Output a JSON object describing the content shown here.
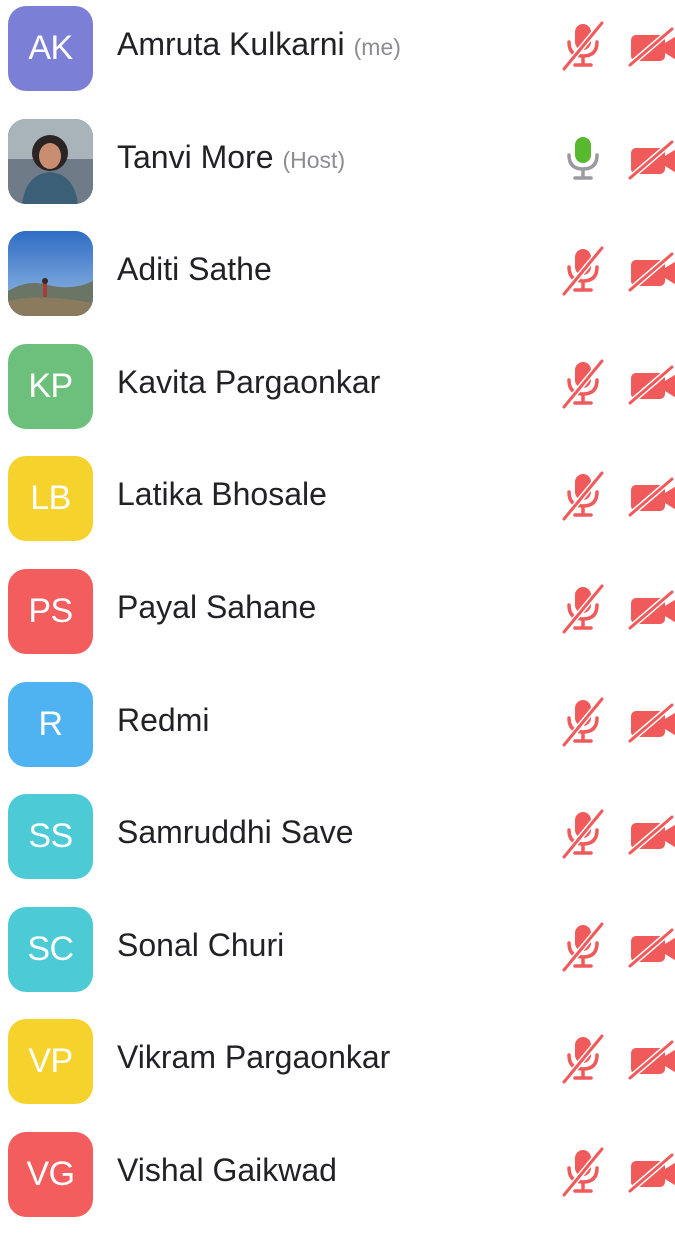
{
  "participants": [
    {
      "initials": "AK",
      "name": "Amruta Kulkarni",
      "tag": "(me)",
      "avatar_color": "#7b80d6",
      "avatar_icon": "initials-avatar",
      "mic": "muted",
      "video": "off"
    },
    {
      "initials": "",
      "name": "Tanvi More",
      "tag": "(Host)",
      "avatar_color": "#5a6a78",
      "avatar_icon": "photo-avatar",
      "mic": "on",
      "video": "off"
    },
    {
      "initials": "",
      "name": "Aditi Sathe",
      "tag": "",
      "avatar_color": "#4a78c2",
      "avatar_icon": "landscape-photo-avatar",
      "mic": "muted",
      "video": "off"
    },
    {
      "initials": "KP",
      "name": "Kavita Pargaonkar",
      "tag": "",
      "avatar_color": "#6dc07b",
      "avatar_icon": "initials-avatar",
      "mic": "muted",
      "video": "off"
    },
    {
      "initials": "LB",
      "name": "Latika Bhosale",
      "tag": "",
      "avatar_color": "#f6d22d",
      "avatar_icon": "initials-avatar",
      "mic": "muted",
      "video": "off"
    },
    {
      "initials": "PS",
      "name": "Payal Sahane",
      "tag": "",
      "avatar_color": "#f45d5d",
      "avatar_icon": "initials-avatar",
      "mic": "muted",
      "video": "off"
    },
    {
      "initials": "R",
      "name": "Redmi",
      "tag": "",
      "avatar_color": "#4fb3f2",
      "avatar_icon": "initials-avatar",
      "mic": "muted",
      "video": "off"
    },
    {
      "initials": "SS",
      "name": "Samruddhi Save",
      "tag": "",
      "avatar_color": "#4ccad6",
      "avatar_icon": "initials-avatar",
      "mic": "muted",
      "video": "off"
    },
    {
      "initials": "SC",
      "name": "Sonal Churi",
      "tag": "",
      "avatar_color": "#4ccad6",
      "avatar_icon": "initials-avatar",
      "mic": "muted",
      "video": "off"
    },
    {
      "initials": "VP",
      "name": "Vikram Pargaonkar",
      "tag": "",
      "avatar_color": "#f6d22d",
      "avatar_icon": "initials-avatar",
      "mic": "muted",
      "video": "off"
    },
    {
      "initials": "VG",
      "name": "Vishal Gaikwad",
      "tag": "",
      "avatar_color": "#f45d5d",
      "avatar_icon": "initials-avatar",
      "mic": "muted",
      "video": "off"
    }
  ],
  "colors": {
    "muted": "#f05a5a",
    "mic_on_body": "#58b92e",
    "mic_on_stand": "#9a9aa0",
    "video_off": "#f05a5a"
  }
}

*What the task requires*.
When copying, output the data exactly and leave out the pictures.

*Response*.
Output a JSON object describing the content shown here.
{
  "participants": [
    {
      "initials": "AK",
      "name": "Amruta Kulkarni",
      "tag": "(me)",
      "avatar_color": "#7b80d6",
      "avatar_icon": "initials-avatar",
      "mic": "muted",
      "video": "off"
    },
    {
      "initials": "",
      "name": "Tanvi More",
      "tag": "(Host)",
      "avatar_color": "#5a6a78",
      "avatar_icon": "photo-avatar",
      "mic": "on",
      "video": "off"
    },
    {
      "initials": "",
      "name": "Aditi Sathe",
      "tag": "",
      "avatar_color": "#4a78c2",
      "avatar_icon": "landscape-photo-avatar",
      "mic": "muted",
      "video": "off"
    },
    {
      "initials": "KP",
      "name": "Kavita Pargaonkar",
      "tag": "",
      "avatar_color": "#6dc07b",
      "avatar_icon": "initials-avatar",
      "mic": "muted",
      "video": "off"
    },
    {
      "initials": "LB",
      "name": "Latika Bhosale",
      "tag": "",
      "avatar_color": "#f6d22d",
      "avatar_icon": "initials-avatar",
      "mic": "muted",
      "video": "off"
    },
    {
      "initials": "PS",
      "name": "Payal Sahane",
      "tag": "",
      "avatar_color": "#f45d5d",
      "avatar_icon": "initials-avatar",
      "mic": "muted",
      "video": "off"
    },
    {
      "initials": "R",
      "name": "Redmi",
      "tag": "",
      "avatar_color": "#4fb3f2",
      "avatar_icon": "initials-avatar",
      "mic": "muted",
      "video": "off"
    },
    {
      "initials": "SS",
      "name": "Samruddhi Save",
      "tag": "",
      "avatar_color": "#4ccad6",
      "avatar_icon": "initials-avatar",
      "mic": "muted",
      "video": "off"
    },
    {
      "initials": "SC",
      "name": "Sonal Churi",
      "tag": "",
      "avatar_color": "#4ccad6",
      "avatar_icon": "initials-avatar",
      "mic": "muted",
      "video": "off"
    },
    {
      "initials": "VP",
      "name": "Vikram Pargaonkar",
      "tag": "",
      "avatar_color": "#f6d22d",
      "avatar_icon": "initials-avatar",
      "mic": "muted",
      "video": "off"
    },
    {
      "initials": "VG",
      "name": "Vishal Gaikwad",
      "tag": "",
      "avatar_color": "#f45d5d",
      "avatar_icon": "initials-avatar",
      "mic": "muted",
      "video": "off"
    }
  ],
  "colors": {
    "muted": "#f05a5a",
    "mic_on_body": "#58b92e",
    "mic_on_stand": "#9a9aa0",
    "video_off": "#f05a5a"
  }
}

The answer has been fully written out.